• ACTIVITY: Gather up every line from the entries below that uses the word "likes".

-*-

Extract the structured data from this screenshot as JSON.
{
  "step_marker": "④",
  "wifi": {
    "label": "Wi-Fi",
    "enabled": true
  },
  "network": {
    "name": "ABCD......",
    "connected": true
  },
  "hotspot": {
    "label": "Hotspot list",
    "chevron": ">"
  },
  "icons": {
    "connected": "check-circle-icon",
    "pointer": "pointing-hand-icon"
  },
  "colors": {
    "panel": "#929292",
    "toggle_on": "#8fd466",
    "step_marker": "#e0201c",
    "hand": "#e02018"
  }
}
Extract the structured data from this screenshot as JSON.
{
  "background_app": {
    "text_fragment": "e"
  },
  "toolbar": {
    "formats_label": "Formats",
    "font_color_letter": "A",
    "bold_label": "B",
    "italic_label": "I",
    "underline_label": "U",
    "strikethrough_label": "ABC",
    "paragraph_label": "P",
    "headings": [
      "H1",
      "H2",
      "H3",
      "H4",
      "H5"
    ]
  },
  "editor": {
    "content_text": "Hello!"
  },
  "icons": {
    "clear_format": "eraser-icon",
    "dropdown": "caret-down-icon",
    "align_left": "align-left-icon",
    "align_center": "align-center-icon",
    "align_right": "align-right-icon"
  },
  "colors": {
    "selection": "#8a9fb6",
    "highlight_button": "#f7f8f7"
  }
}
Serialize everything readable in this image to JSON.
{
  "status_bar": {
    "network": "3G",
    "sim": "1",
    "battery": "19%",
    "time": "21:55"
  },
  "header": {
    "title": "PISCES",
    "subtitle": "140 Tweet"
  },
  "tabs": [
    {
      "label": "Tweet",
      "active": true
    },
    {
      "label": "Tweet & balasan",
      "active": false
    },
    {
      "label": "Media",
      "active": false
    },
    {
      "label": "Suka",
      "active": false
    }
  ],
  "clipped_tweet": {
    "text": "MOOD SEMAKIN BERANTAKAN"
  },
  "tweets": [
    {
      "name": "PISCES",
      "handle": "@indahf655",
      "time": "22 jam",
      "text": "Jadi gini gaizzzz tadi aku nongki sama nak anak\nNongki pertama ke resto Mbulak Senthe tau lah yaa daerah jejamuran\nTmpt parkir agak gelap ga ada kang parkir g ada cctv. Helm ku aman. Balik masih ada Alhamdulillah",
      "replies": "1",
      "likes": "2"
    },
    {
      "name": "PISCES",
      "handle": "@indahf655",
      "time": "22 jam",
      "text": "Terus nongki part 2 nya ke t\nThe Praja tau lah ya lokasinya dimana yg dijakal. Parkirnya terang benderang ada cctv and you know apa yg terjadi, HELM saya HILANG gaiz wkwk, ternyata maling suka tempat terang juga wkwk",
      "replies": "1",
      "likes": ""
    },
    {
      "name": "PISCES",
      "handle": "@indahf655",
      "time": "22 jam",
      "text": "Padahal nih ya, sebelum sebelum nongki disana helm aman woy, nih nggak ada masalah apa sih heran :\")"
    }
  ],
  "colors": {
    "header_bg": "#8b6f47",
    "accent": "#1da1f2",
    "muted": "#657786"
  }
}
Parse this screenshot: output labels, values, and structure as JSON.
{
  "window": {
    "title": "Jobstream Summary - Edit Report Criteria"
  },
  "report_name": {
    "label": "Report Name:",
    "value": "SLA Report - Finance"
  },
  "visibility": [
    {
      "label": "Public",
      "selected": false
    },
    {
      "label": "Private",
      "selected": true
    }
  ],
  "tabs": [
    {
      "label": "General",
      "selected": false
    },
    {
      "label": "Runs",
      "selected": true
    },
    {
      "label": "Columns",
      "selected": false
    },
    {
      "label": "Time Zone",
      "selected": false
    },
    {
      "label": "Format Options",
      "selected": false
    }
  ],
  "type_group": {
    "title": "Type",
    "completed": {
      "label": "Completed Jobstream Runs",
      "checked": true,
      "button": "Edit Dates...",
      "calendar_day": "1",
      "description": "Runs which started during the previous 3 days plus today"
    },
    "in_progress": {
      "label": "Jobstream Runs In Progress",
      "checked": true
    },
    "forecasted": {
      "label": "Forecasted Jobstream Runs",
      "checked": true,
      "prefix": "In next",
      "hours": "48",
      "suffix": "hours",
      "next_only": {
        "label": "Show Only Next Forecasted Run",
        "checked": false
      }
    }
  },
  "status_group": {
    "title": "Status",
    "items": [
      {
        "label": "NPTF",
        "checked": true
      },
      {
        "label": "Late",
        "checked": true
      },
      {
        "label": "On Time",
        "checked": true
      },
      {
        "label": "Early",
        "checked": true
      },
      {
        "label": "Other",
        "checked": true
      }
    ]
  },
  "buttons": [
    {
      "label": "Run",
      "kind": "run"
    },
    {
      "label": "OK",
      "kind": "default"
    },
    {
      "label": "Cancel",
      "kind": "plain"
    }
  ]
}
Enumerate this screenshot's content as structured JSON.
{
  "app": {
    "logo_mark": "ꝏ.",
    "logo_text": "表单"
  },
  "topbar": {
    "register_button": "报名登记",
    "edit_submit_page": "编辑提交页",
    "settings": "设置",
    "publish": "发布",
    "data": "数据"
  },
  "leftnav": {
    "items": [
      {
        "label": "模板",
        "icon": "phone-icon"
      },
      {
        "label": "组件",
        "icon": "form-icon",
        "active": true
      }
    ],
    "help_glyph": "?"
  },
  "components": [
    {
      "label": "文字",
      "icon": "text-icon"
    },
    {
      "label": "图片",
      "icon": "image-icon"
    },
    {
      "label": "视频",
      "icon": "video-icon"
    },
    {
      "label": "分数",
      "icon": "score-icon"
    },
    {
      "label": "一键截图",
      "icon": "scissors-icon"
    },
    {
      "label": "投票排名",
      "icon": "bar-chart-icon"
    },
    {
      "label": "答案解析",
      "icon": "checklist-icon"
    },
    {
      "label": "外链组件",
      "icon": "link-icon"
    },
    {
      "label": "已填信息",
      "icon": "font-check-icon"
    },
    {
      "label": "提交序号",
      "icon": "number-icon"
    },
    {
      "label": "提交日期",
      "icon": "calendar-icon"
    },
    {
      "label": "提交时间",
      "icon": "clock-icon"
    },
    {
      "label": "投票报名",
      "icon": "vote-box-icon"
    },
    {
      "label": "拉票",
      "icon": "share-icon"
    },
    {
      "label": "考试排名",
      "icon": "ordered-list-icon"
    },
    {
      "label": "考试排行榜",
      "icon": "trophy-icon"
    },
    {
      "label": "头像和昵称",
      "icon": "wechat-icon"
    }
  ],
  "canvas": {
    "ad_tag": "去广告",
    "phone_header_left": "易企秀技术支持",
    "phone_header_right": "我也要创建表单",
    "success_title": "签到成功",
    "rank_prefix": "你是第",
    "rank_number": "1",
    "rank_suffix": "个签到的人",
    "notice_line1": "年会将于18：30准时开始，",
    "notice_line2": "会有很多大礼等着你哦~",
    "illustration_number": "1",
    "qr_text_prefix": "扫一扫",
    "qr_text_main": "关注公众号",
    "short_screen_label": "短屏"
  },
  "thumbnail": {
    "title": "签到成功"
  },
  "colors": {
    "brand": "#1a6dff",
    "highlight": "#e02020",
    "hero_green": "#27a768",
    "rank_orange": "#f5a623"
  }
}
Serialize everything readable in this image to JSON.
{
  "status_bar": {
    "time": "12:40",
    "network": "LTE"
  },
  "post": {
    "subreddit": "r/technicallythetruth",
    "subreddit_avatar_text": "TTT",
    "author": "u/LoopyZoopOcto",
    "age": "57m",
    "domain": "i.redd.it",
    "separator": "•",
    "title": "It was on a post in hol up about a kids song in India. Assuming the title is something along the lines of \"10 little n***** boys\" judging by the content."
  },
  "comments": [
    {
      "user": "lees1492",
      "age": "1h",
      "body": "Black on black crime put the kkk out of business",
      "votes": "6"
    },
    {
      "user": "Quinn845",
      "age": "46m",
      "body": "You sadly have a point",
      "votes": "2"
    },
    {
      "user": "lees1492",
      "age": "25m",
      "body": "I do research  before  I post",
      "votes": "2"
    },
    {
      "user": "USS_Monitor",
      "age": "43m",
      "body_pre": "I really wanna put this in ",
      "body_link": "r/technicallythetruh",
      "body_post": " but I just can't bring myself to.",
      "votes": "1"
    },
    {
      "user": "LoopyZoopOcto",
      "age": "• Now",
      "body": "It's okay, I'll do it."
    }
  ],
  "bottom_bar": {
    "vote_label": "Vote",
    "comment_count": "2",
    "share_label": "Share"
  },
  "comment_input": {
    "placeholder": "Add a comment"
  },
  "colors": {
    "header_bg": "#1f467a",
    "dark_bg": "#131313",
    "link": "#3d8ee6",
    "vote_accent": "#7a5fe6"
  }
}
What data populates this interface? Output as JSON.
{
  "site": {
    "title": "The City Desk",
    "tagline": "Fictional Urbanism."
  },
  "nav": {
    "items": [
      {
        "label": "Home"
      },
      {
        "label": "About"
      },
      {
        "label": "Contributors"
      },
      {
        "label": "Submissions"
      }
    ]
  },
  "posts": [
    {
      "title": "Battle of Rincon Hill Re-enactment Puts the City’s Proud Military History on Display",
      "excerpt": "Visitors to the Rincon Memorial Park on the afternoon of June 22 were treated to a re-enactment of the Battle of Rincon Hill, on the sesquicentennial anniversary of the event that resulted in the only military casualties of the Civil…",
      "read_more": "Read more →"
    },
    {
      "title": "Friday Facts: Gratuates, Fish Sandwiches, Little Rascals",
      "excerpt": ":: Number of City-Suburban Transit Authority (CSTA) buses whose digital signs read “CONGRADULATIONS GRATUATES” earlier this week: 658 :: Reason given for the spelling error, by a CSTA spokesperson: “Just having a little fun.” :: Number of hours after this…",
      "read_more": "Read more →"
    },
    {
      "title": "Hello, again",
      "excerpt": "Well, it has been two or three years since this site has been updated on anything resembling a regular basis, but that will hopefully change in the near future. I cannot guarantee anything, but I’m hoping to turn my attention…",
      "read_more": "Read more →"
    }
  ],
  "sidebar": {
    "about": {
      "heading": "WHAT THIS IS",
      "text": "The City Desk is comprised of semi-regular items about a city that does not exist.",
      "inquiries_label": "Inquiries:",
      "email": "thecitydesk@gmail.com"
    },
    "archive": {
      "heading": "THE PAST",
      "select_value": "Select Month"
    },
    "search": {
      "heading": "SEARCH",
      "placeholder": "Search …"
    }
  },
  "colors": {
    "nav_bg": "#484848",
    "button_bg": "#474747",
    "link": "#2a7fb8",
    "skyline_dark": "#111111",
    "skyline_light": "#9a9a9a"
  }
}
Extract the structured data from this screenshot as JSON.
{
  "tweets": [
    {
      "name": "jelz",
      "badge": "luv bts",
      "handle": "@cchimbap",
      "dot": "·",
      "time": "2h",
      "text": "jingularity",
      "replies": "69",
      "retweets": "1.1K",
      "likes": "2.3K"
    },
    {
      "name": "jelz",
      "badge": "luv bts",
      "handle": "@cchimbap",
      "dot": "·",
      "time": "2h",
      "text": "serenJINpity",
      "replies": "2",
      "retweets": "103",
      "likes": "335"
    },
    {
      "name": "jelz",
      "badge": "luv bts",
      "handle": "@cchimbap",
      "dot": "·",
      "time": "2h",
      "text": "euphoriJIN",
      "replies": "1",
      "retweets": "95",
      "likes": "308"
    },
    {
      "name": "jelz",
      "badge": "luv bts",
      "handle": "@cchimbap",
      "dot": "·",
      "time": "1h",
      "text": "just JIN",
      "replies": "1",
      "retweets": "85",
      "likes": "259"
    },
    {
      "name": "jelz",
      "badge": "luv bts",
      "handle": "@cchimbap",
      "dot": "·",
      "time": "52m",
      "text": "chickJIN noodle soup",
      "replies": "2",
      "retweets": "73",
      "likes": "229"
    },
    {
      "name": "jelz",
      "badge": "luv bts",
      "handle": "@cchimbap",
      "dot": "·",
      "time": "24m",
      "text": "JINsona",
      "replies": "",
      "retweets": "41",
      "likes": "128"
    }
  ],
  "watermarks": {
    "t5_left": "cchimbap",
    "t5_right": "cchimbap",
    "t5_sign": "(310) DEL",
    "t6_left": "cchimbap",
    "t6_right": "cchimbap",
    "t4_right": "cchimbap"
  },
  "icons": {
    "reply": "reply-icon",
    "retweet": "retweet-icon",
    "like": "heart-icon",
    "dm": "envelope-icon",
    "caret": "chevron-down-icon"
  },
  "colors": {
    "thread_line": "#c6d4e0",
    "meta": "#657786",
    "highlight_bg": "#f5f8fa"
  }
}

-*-

• EXPECTED OUTPUT:
      "likes": "2"
      "likes": ""
      "likes": "2.3K"
      "likes": "335"
      "likes": "308"
      "likes": "259"
      "likes": "229"
      "likes": "128"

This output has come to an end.